Faces of UVU: Jaxon Olsen

   

Major: Finance

Minor: Business Management 

Graduated:  2019

I can learn all the skills needed in medical school, but my experiences with UVU Student Life taught me to embrace empathy. It opened my eyes to what education really is and what you can do in college. I now see education as a more holistic combination of research, service, and leadership.

From first-generation student to first-year medical student, Jaxon Olsen has paved his own way in higher education. During his UVU academic career, a large portion of his drive came from motivators outside of the classroom including personal dedication, his wife’s support, and a strong dose of student life involvement.

The youngest of six children (with his twin sister), Jaxon’s parents raised their family insisting that they go to college.

“Because neither of my parents went to college, it was important to them that my siblings and I did. I grew up really wanting to go, but because I was a first-generation student, I didn’t know what to expect,” Jaxon said.

What Jaxon did know when he enrolled at UVU was that he wanted to major in something that involved problem-solving. He declared himself a finance major and pursued a minor in business management. His education took an interesting turn when Summer Valente, director of the Center for Social Impact, came to one of his business courses and talked about the center’s need for Alternative Spring Break trip leaders. Jaxon applied for the position and led a trip to Portland, Oregon, where he and other UVU students helped community partners combat homelessness.
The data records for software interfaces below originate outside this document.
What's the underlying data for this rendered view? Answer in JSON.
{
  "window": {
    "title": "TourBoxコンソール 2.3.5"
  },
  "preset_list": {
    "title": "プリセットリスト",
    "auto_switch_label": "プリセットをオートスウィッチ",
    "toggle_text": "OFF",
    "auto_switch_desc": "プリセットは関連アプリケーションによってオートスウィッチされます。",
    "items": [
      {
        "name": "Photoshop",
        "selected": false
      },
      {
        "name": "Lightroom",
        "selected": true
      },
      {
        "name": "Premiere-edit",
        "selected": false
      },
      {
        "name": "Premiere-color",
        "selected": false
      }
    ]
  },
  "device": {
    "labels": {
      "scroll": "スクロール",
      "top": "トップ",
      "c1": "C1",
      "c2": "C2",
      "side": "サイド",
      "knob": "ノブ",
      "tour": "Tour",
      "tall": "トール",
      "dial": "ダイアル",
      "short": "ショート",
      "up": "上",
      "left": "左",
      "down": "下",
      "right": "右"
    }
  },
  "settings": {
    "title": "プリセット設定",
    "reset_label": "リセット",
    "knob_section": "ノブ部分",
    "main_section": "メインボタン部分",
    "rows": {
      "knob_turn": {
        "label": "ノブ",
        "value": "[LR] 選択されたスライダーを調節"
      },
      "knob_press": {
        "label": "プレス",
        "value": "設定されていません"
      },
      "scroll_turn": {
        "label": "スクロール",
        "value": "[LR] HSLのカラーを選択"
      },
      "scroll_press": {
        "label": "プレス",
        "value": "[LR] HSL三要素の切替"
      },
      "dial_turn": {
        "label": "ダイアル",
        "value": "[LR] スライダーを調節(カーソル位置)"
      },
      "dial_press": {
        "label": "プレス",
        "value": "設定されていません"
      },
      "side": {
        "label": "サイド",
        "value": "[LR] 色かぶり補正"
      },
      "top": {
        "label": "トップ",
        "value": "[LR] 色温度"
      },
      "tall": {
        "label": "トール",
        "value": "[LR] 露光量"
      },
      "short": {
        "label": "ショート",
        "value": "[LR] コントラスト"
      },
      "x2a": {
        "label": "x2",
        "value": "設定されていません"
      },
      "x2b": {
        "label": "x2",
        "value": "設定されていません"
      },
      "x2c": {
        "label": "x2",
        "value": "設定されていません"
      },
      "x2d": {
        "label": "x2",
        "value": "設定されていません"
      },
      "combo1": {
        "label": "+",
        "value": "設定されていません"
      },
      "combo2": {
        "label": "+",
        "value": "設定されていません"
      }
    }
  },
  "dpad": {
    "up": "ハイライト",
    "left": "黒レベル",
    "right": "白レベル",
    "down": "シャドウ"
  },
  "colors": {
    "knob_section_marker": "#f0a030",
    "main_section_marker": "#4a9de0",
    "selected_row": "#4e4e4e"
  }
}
 That single experience left such an impact on Jaxon that he ran for multiple leadership positions within Student Life. He was elected as president of the Service Council of the Center for Social Impact and chief justice of UVUSA. While in these roles he managed a student voting registration campaign, practiced parliamentary procedure, and oversaw Pizza and Politics, a guest speaker series that invites students to discuss timely controversial subjects like gun control or the refugee crisis.

 “A lot of what I learned from serving in Student Life were things that would be really difficult to teach in a classroom,” Jaxon said. “Handling conflict between colleagues, solving problems, experiencing real-world situations, interacting with students from different backgrounds and gender identifiers — all of these things helped me become a more empathetic leader.”

 From having unknown expectations of college to becoming a student leader, Jaxon describes his time at UVU as “a period of growth” that continues to influence his life today as a medical student at University of Utah.

 “I can learn all the skills needed in medical school, but my experiences with UVU Student Life taught me to embrace empathy,” Jaxon said. “It opened my eyes to what education really is and what you can do in college. I now see education as a more holistic combination of research, service, and leadership.”